»»

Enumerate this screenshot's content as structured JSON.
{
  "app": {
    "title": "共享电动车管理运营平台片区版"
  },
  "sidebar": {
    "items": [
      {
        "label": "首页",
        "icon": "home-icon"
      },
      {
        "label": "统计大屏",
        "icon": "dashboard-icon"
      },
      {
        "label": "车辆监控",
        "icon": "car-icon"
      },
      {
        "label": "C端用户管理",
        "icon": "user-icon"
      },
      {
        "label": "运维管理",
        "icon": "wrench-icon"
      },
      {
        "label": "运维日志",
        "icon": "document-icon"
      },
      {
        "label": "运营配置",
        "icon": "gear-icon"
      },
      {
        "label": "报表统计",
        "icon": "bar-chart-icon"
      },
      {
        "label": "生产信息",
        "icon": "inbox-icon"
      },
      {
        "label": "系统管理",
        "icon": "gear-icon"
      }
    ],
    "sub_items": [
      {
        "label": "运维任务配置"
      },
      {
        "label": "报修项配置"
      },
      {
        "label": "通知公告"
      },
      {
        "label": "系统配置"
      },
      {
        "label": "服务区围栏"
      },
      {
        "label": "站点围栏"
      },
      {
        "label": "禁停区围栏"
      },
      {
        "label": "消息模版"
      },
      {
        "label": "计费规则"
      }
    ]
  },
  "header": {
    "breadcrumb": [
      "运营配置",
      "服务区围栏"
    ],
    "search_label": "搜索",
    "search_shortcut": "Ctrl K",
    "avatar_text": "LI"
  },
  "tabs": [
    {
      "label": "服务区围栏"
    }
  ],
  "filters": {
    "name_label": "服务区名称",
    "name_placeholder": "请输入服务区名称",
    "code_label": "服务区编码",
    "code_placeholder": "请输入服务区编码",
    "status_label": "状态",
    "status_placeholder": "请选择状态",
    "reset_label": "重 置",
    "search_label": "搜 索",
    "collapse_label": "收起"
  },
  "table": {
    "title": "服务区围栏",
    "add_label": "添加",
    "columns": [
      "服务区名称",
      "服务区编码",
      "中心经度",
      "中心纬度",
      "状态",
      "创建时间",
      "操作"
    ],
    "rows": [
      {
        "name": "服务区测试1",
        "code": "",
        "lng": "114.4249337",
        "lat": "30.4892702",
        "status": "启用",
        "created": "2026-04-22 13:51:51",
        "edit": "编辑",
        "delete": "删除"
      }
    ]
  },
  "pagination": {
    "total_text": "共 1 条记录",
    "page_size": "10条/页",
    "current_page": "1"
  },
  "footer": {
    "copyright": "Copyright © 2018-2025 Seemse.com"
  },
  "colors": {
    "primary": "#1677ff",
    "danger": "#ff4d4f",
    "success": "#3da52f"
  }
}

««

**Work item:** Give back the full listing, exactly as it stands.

**Task response:**
Enumerate this screenshot's content as structured JSON.
{
  "app": {
    "title": "共享电动车管理运营平台片区版"
  },
  "sidebar": {
    "items": [
      {
        "label": "首页",
        "icon": "home-icon"
      },
      {
        "label": "统计大屏",
        "icon": "dashboard-icon"
      },
      {
        "label": "车辆监控",
        "icon": "car-icon"
      },
      {
        "label": "C端用户管理",
        "icon": "user-icon"
      },
      {
        "label": "运维管理",
        "icon": "wrench-icon"
      },
      {
        "label": "运维日志",
        "icon": "document-icon"
      },
      {
        "label": "运营配置",
        "icon": "gear-icon"
      },
      {
        "label": "报表统计",
        "icon": "bar-chart-icon"
      },
      {
        "label": "生产信息",
        "icon": "inbox-icon"
      },
      {
        "label": "系统管理",
        "icon": "gear-icon"
      }
    ],
    "sub_items": [
      {
        "label": "运维任务配置"
      },
      {
        "label": "报修项配置"
      },
      {
        "label": "通知公告"
      },
      {
        "label": "系统配置"
      },
      {
        "label": "服务区围栏"
      },
      {
        "label": "站点围栏"
      },
      {
        "label": "禁停区围栏"
      },
      {
        "label": "消息模版"
      },
      {
        "label": "计费规则"
      }
    ]
  },
  "header": {
    "breadcrumb": [
      "运营配置",
      "服务区围栏"
    ],
    "search_label": "搜索",
    "search_shortcut": "Ctrl K",
    "avatar_text": "LI"
  },
  "tabs": [
    {
      "label": "服务区围栏"
    }
  ],
  "filters": {
    "name_label": "服务区名称",
    "name_placeholder": "请输入服务区名称",
    "code_label": "服务区编码",
    "code_placeholder": "请输入服务区编码",
    "status_label": "状态",
    "status_placeholder": "请选择状态",
    "reset_label": "重 置",
    "search_label": "搜 索",
    "collapse_label": "收起"
  },
  "table": {
    "title": "服务区围栏",
    "add_label": "添加",
    "columns": [
      "服务区名称",
      "服务区编码",
      "中心经度",
      "中心纬度",
      "状态",
      "创建时间",
      "操作"
    ],
    "rows": [
      {
        "name": "服务区测试1",
        "code": "",
        "lng": "114.4249337",
        "lat": "30.4892702",
        "status": "启用",
        "created": "2026-04-22 13:51:51",
        "edit": "编辑",
        "delete": "删除"
      }
    ]
  },
  "pagination": {
    "total_text": "共 1 条记录",
    "page_size": "10条/页",
    "current_page": "1"
  },
  "footer": {
    "copyright": "Copyright © 2018-2025 Seemse.com"
  },
  "colors": {
    "primary": "#1677ff",
    "danger": "#ff4d4f",
    "success": "#3da52f"
  }
}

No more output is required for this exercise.